- **Exercise description**: Copy every entry below verbatim, except for images.

━━━ Dataset excerpts ━━━

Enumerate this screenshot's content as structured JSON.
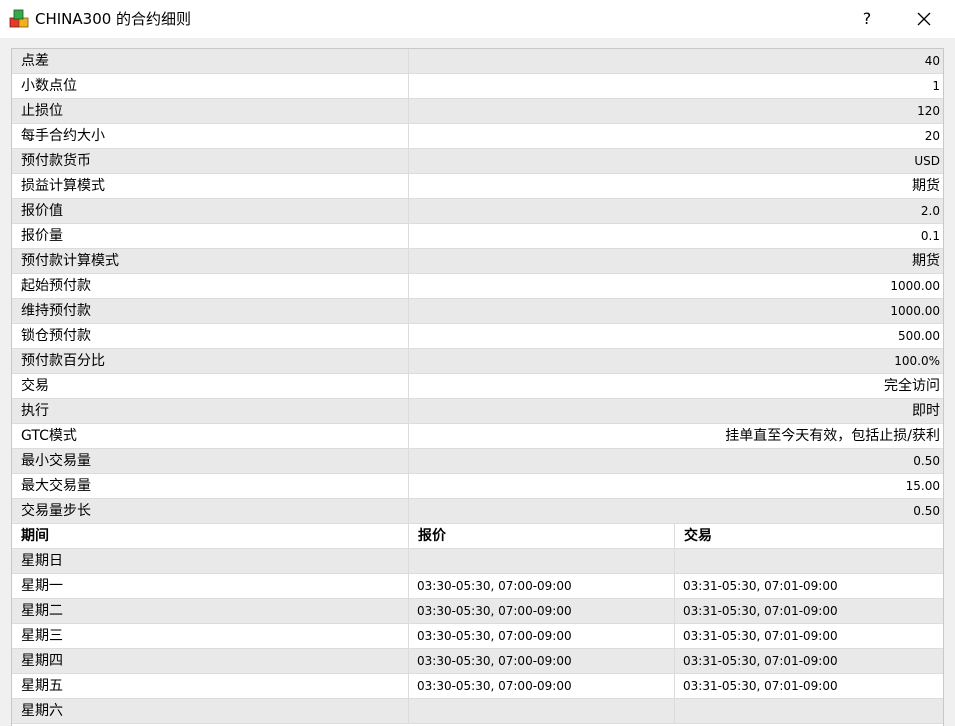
{
  "window": {
    "title": "CHINA300 的合约细则",
    "help_label": "?",
    "app_icon": "app-cubes-icon",
    "close_icon": "close-icon"
  },
  "specs": [
    {
      "label": "点差",
      "value": "40"
    },
    {
      "label": "小数点位",
      "value": "1"
    },
    {
      "label": "止损位",
      "value": "120"
    },
    {
      "label": "每手合约大小",
      "value": "20"
    },
    {
      "label": "预付款货币",
      "value": "USD"
    },
    {
      "label": "损益计算模式",
      "value": "期货"
    },
    {
      "label": "报价值",
      "value": "2.0"
    },
    {
      "label": "报价量",
      "value": "0.1"
    },
    {
      "label": "预付款计算模式",
      "value": "期货"
    },
    {
      "label": "起始预付款",
      "value": "1000.00"
    },
    {
      "label": "维持预付款",
      "value": "1000.00"
    },
    {
      "label": "锁仓预付款",
      "value": "500.00"
    },
    {
      "label": "预付款百分比",
      "value": "100.0%"
    },
    {
      "label": "交易",
      "value": "完全访问"
    },
    {
      "label": "执行",
      "value": "即时"
    },
    {
      "label": "GTC模式",
      "value": "挂单直至今天有效，包括止损/获利"
    },
    {
      "label": "最小交易量",
      "value": "0.50"
    },
    {
      "label": "最大交易量",
      "value": "15.00"
    },
    {
      "label": "交易量步长",
      "value": "0.50"
    }
  ],
  "sessions_header": {
    "period": "期间",
    "quotes": "报价",
    "trades": "交易"
  },
  "sessions": [
    {
      "day": "星期日",
      "quotes": "",
      "trades": ""
    },
    {
      "day": "星期一",
      "quotes": "03:30-05:30, 07:00-09:00",
      "trades": "03:31-05:30, 07:01-09:00"
    },
    {
      "day": "星期二",
      "quotes": "03:30-05:30, 07:00-09:00",
      "trades": "03:31-05:30, 07:01-09:00"
    },
    {
      "day": "星期三",
      "quotes": "03:30-05:30, 07:00-09:00",
      "trades": "03:31-05:30, 07:01-09:00"
    },
    {
      "day": "星期四",
      "quotes": "03:30-05:30, 07:00-09:00",
      "trades": "03:31-05:30, 07:01-09:00"
    },
    {
      "day": "星期五",
      "quotes": "03:30-05:30, 07:00-09:00",
      "trades": "03:31-05:30, 07:01-09:00"
    },
    {
      "day": "星期六",
      "quotes": "",
      "trades": ""
    }
  ]
}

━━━

- **Output below**:
Enumerate this screenshot's content as structured JSON.
{
  "window": {
    "title": "CHINA300 的合约细则",
    "help_label": "?",
    "app_icon": "app-cubes-icon",
    "close_icon": "close-icon"
  },
  "specs": [
    {
      "label": "点差",
      "value": "40"
    },
    {
      "label": "小数点位",
      "value": "1"
    },
    {
      "label": "止损位",
      "value": "120"
    },
    {
      "label": "每手合约大小",
      "value": "20"
    },
    {
      "label": "预付款货币",
      "value": "USD"
    },
    {
      "label": "损益计算模式",
      "value": "期货"
    },
    {
      "label": "报价值",
      "value": "2.0"
    },
    {
      "label": "报价量",
      "value": "0.1"
    },
    {
      "label": "预付款计算模式",
      "value": "期货"
    },
    {
      "label": "起始预付款",
      "value": "1000.00"
    },
    {
      "label": "维持预付款",
      "value": "1000.00"
    },
    {
      "label": "锁仓预付款",
      "value": "500.00"
    },
    {
      "label": "预付款百分比",
      "value": "100.0%"
    },
    {
      "label": "交易",
      "value": "完全访问"
    },
    {
      "label": "执行",
      "value": "即时"
    },
    {
      "label": "GTC模式",
      "value": "挂单直至今天有效，包括止损/获利"
    },
    {
      "label": "最小交易量",
      "value": "0.50"
    },
    {
      "label": "最大交易量",
      "value": "15.00"
    },
    {
      "label": "交易量步长",
      "value": "0.50"
    }
  ],
  "sessions_header": {
    "period": "期间",
    "quotes": "报价",
    "trades": "交易"
  },
  "sessions": [
    {
      "day": "星期日",
      "quotes": "",
      "trades": ""
    },
    {
      "day": "星期一",
      "quotes": "03:30-05:30, 07:00-09:00",
      "trades": "03:31-05:30, 07:01-09:00"
    },
    {
      "day": "星期二",
      "quotes": "03:30-05:30, 07:00-09:00",
      "trades": "03:31-05:30, 07:01-09:00"
    },
    {
      "day": "星期三",
      "quotes": "03:30-05:30, 07:00-09:00",
      "trades": "03:31-05:30, 07:01-09:00"
    },
    {
      "day": "星期四",
      "quotes": "03:30-05:30, 07:00-09:00",
      "trades": "03:31-05:30, 07:01-09:00"
    },
    {
      "day": "星期五",
      "quotes": "03:30-05:30, 07:00-09:00",
      "trades": "03:31-05:30, 07:01-09:00"
    },
    {
      "day": "星期六",
      "quotes": "",
      "trades": ""
    }
  ]
}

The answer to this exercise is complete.